Page and application data records:
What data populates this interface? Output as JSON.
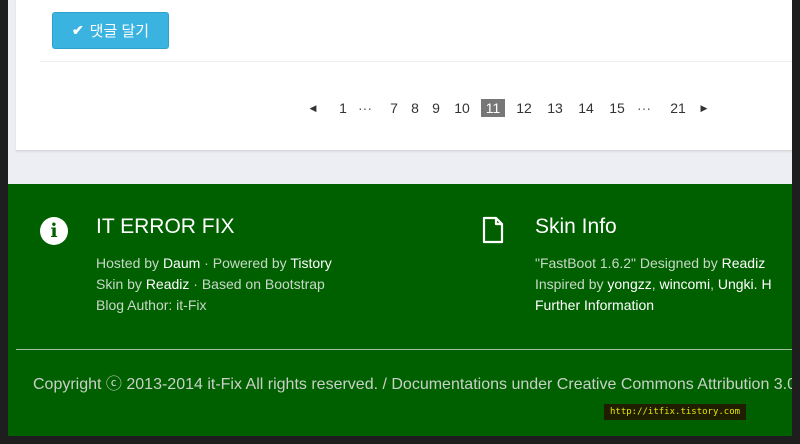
{
  "comment_button": {
    "icon": "check-icon",
    "label": "댓글 달기"
  },
  "pagination": {
    "prev_icon": "◀",
    "next_icon": "▶",
    "items": [
      {
        "label": "1"
      },
      {
        "label": "···",
        "ellipsis": true
      },
      {
        "label": "7"
      },
      {
        "label": "8"
      },
      {
        "label": "9"
      },
      {
        "label": "10"
      },
      {
        "label": "11",
        "current": true
      },
      {
        "label": "12"
      },
      {
        "label": "13"
      },
      {
        "label": "14"
      },
      {
        "label": "15"
      },
      {
        "label": "···",
        "ellipsis": true
      },
      {
        "label": "21"
      }
    ]
  },
  "footer": {
    "background": "#006000",
    "left": {
      "icon": "info-icon",
      "title": "IT ERROR FIX",
      "line1": {
        "a": "Hosted by ",
        "b": "Daum",
        "c": " · Powered by ",
        "d": "Tistory"
      },
      "line2": {
        "a": "Skin by ",
        "b": "Readiz",
        "c": " · Based on Bootstrap"
      },
      "line3": "Blog Author: it-Fix"
    },
    "right": {
      "icon": "file-icon",
      "title": "Skin Info",
      "line1": {
        "a": "\"FastBoot 1.6.2\" Designed by ",
        "b": "Readiz"
      },
      "line2": {
        "a": "Inspired by ",
        "b": "yongzz",
        "c": ", ",
        "d": "wincomi",
        "e": ", ",
        "f": "Ungki",
        "g": ". H"
      },
      "line3": "Further Information"
    },
    "copyright": "Copyright ⓒ 2013-2014 it-Fix All rights reserved. / Documentations under Creative Commons Attribution 3.0",
    "watermark": "http://itfix.tistory.com"
  }
}
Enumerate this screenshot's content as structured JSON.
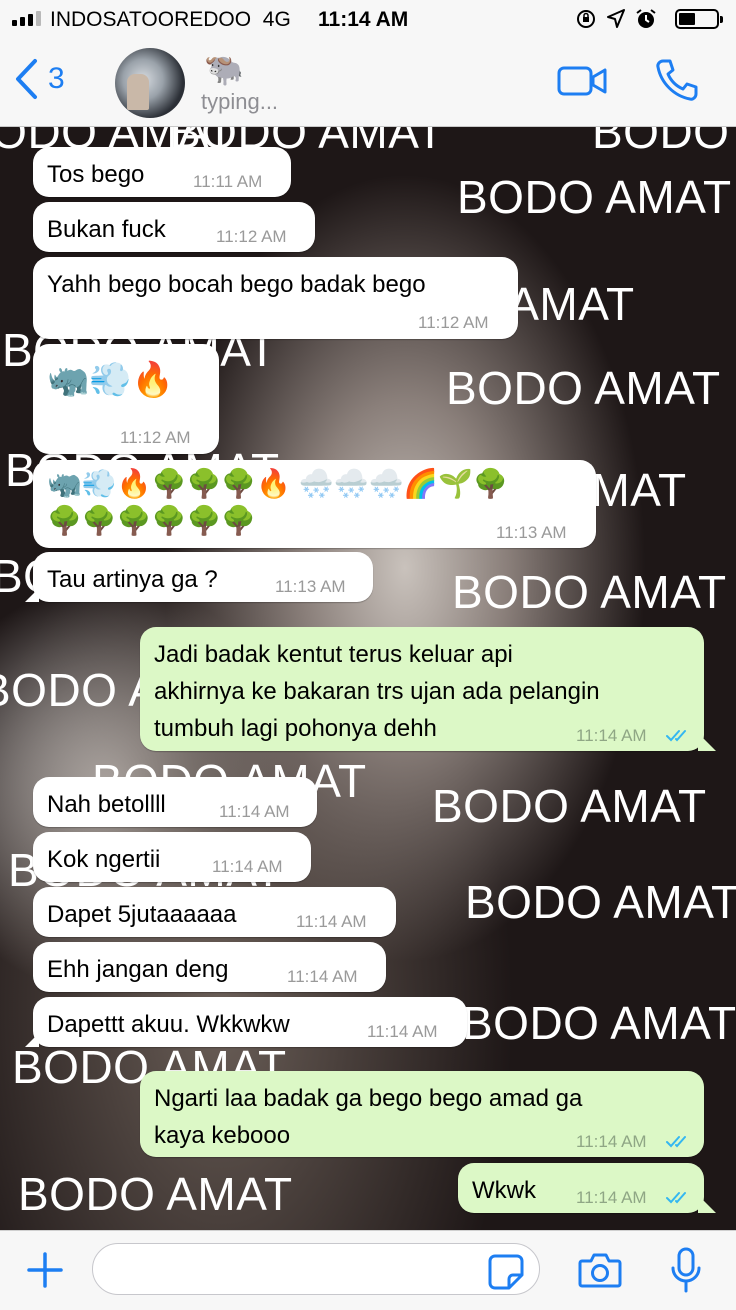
{
  "status_bar": {
    "carrier": "INDOSATOOREDOO",
    "network": "4G",
    "time": "11:14 AM"
  },
  "header": {
    "back_count": "3",
    "contact_name": "🐃",
    "status": "typing...",
    "accent_color": "#1d7ef2"
  },
  "wallpaper": {
    "watermark_text": "BODO AMAT"
  },
  "messages": [
    {
      "direction": "in",
      "text": "Tos bego",
      "time": "11:11 AM"
    },
    {
      "direction": "in",
      "text": "Bukan fuck",
      "time": "11:12 AM"
    },
    {
      "direction": "in",
      "text": "Yahh bego bocah bego badak bego",
      "time": "11:12 AM"
    },
    {
      "direction": "in",
      "text": "🦏💨🔥",
      "time": "11:12 AM"
    },
    {
      "direction": "in",
      "text": "🦏💨🔥🌳🌳🌳🔥 🌨️🌨️🌨️🌈🌱🌳\n🌳🌳🌳🌳🌳🌳",
      "time": "11:13 AM"
    },
    {
      "direction": "in",
      "text": "Tau artinya ga ?",
      "time": "11:13 AM"
    },
    {
      "direction": "out",
      "text": "Jadi badak kentut terus keluar api\nakhirnya ke bakaran trs ujan ada pelangin\ntumbuh lagi pohonya dehh",
      "time": "11:14 AM",
      "status": "read"
    },
    {
      "direction": "in",
      "text": "Nah betollll",
      "time": "11:14 AM"
    },
    {
      "direction": "in",
      "text": "Kok ngertii",
      "time": "11:14 AM"
    },
    {
      "direction": "in",
      "text": "Dapet 5jutaaaaaa",
      "time": "11:14 AM"
    },
    {
      "direction": "in",
      "text": "Ehh jangan deng",
      "time": "11:14 AM"
    },
    {
      "direction": "in",
      "text": "Dapettt akuu. Wkkwkw",
      "time": "11:14 AM"
    },
    {
      "direction": "out",
      "text": "Ngarti laa badak ga bego bego amad ga\nkaya kebooo",
      "time": "11:14 AM",
      "status": "read"
    },
    {
      "direction": "out",
      "text": "Wkwk",
      "time": "11:14 AM",
      "status": "read"
    }
  ],
  "composer": {
    "placeholder": ""
  },
  "colors": {
    "outgoing_bubble": "#dcf8c6",
    "incoming_bubble": "#ffffff",
    "read_ticks": "#34b7f1"
  }
}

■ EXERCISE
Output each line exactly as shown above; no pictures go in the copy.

■ ANSWER
What data populates this interface? Output as JSON.
{
  "comment_button": {
    "icon": "check-icon",
    "label": "댓글 달기"
  },
  "pagination": {
    "prev_icon": "◀",
    "next_icon": "▶",
    "items": [
      {
        "label": "1"
      },
      {
        "label": "···",
        "ellipsis": true
      },
      {
        "label": "7"
      },
      {
        "label": "8"
      },
      {
        "label": "9"
      },
      {
        "label": "10"
      },
      {
        "label": "11",
        "current": true
      },
      {
        "label": "12"
      },
      {
        "label": "13"
      },
      {
        "label": "14"
      },
      {
        "label": "15"
      },
      {
        "label": "···",
        "ellipsis": true
      },
      {
        "label": "21"
      }
    ]
  },
  "footer": {
    "background": "#006000",
    "left": {
      "icon": "info-icon",
      "title": "IT ERROR FIX",
      "line1": {
        "a": "Hosted by ",
        "b": "Daum",
        "c": " · Powered by ",
        "d": "Tistory"
      },
      "line2": {
        "a": "Skin by ",
        "b": "Readiz",
        "c": " · Based on Bootstrap"
      },
      "line3": "Blog Author: it-Fix"
    },
    "right": {
      "icon": "file-icon",
      "title": "Skin Info",
      "line1": {
        "a": "\"FastBoot 1.6.2\" Designed by ",
        "b": "Readiz"
      },
      "line2": {
        "a": "Inspired by ",
        "b": "yongzz",
        "c": ", ",
        "d": "wincomi",
        "e": ", ",
        "f": "Ungki",
        "g": ". H"
      },
      "line3": "Further Information"
    },
    "copyright": "Copyright ⓒ 2013-2014 it-Fix All rights reserved. / Documentations under Creative Commons Attribution 3.0",
    "watermark": "http://itfix.tistory.com"
  }
}
Enumerate this screenshot's content as structured JSON.
{
  "status_bar": {
    "carrier": "INDOSATOOREDOO",
    "network": "4G",
    "time": "11:14 AM"
  },
  "header": {
    "back_count": "3",
    "contact_name": "🐃",
    "status": "typing...",
    "accent_color": "#1d7ef2"
  },
  "wallpaper": {
    "watermark_text": "BODO AMAT"
  },
  "messages": [
    {
      "direction": "in",
      "text": "Tos bego",
      "time": "11:11 AM"
    },
    {
      "direction": "in",
      "text": "Bukan fuck",
      "time": "11:12 AM"
    },
    {
      "direction": "in",
      "text": "Yahh bego bocah bego badak bego",
      "time": "11:12 AM"
    },
    {
      "direction": "in",
      "text": "🦏💨🔥",
      "time": "11:12 AM"
    },
    {
      "direction": "in",
      "text": "🦏💨🔥🌳🌳🌳🔥 🌨️🌨️🌨️🌈🌱🌳\n🌳🌳🌳🌳🌳🌳",
      "time": "11:13 AM"
    },
    {
      "direction": "in",
      "text": "Tau artinya ga ?",
      "time": "11:13 AM"
    },
    {
      "direction": "out",
      "text": "Jadi badak kentut terus keluar api\nakhirnya ke bakaran trs ujan ada pelangin\ntumbuh lagi pohonya dehh",
      "time": "11:14 AM",
      "status": "read"
    },
    {
      "direction": "in",
      "text": "Nah betollll",
      "time": "11:14 AM"
    },
    {
      "direction": "in",
      "text": "Kok ngertii",
      "time": "11:14 AM"
    },
    {
      "direction": "in",
      "text": "Dapet 5jutaaaaaa",
      "time": "11:14 AM"
    },
    {
      "direction": "in",
      "text": "Ehh jangan deng",
      "time": "11:14 AM"
    },
    {
      "direction": "in",
      "text": "Dapettt akuu. Wkkwkw",
      "time": "11:14 AM"
    },
    {
      "direction": "out",
      "text": "Ngarti laa badak ga bego bego amad ga\nkaya kebooo",
      "time": "11:14 AM",
      "status": "read"
    },
    {
      "direction": "out",
      "text": "Wkwk",
      "time": "11:14 AM",
      "status": "read"
    }
  ],
  "composer": {
    "placeholder": ""
  },
  "colors": {
    "outgoing_bubble": "#dcf8c6",
    "incoming_bubble": "#ffffff",
    "read_ticks": "#34b7f1"
  }
}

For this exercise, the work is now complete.